194. Extract from a letter written from Madrid. A post, which has arrived overland from the East Indies, confirms the taking of Ormuz by the Persians with the help of the English, and they are much troubled with the news here. [Extract from Spanish Corresp.]
Dec. 20/30.
195. The Earl of Bristol to Sec. Calvert. There has been much murmuring at the Court concerning the taking of Ormuz by the Persians, which they chiefly attribute to the assistance of the English, for his former advices from England are now confirmed by a Correo, come overland purposely with the news, at which they here much storm (particularly the Portuguese), it being a place of so great importance to them. Has done all he can to satisfy the ministers by letters to the Condes de Gondomar and Olivares. [Extract from Spanish Corresp.]
Dec. 21.
196. Chamberlain to Carleton. Upon complaint of the Spanish Ambassador of want of justice in the Admiralty Court, a commission has been granted to some Lords of the Council to examine the depredations of our East Indian Company in the Indies, and especially about the business of Ormuz. [Extract from Domestic Corresp., Jac. I., Vol. CXXXIV., No. 80, Cal., p. 470.]
Dec. 26.
197. Minutes of the debate with the States Ambassadors. Concerning the comparative values of white and black rice, taken respectively by the Dutch and English, and the freight and insurance on pepper. Since this they have met several times, but are not grown to conclusion, though every day they hope to come to an end, and most of the points in differences are already concluded, both concerning the reglement of trade and restitution. Endorsed by Bradshaw, "Debate of 2 points, pepper and rice." [East Indies, Vol. II., No. 35.]
Dec. 26.
198. The Earl of Bristol to Sec. Calvert.
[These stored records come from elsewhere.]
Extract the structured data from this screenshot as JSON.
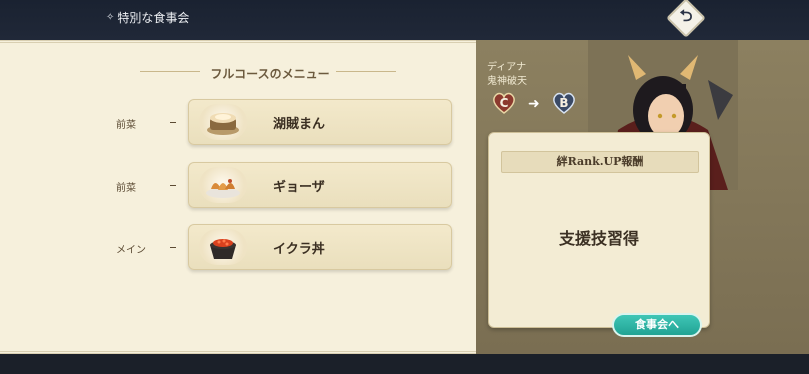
{
  "header": {
    "title": "特別な食事会",
    "title_icon": "sparkle-icon",
    "back_icon": "return-arrow-icon"
  },
  "menu": {
    "heading": "フルコースのメニュー",
    "courses": [
      {
        "course": "前菜",
        "dish": "湖賊まん",
        "icon": "steamed-bun-icon"
      },
      {
        "course": "前菜",
        "dish": "ギョーザ",
        "icon": "dumplings-icon"
      },
      {
        "course": "メイン",
        "dish": "イクラ丼",
        "icon": "salmon-roe-bowl-icon"
      }
    ]
  },
  "character": {
    "name": "ディアナ",
    "title": "鬼神破天",
    "rank_from": "C",
    "rank_to": "B"
  },
  "reward": {
    "header": "絆Rank.UP報酬",
    "text": "支援技習得"
  },
  "buttons": {
    "go_to_meal": "食事会へ"
  },
  "colors": {
    "accent_teal": "#2bb3a4",
    "panel_cream": "#f6f0dc",
    "panel_olive": "#8c8060"
  }
}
The late taking of Ormuz by the Persian through the assistance (as is alleged) of the English, has made a great noise in this Court, and been much aggravated by the Portuguese, insomuch that the Conde de Olivares has treated with him about it, to whom he has given such satisfaction as he thought necessary, and they intend to send Bristol a relation of the whole proceeding, with their complaints, for the King. Hopes that accidents of this nature will not be able to breed any alteration in the main business, as was supposed. [Extract from Spanish Corresp.]
Dec. 30.199. Locke to Carleton. Sends the proceedings of the Dutch as well for reglement of trade as otherwise; they were at the very point to have made an end and now they are flown off again, "so that it will ask some more time." On Monday [6 Jan.] they meet again, and there will be no intermission "till they make a bolt or a shaft of it." [Extract from Domestic Corresp., Jac. I., Vol. CXXXIV., No. 99, Cal., p. 471.]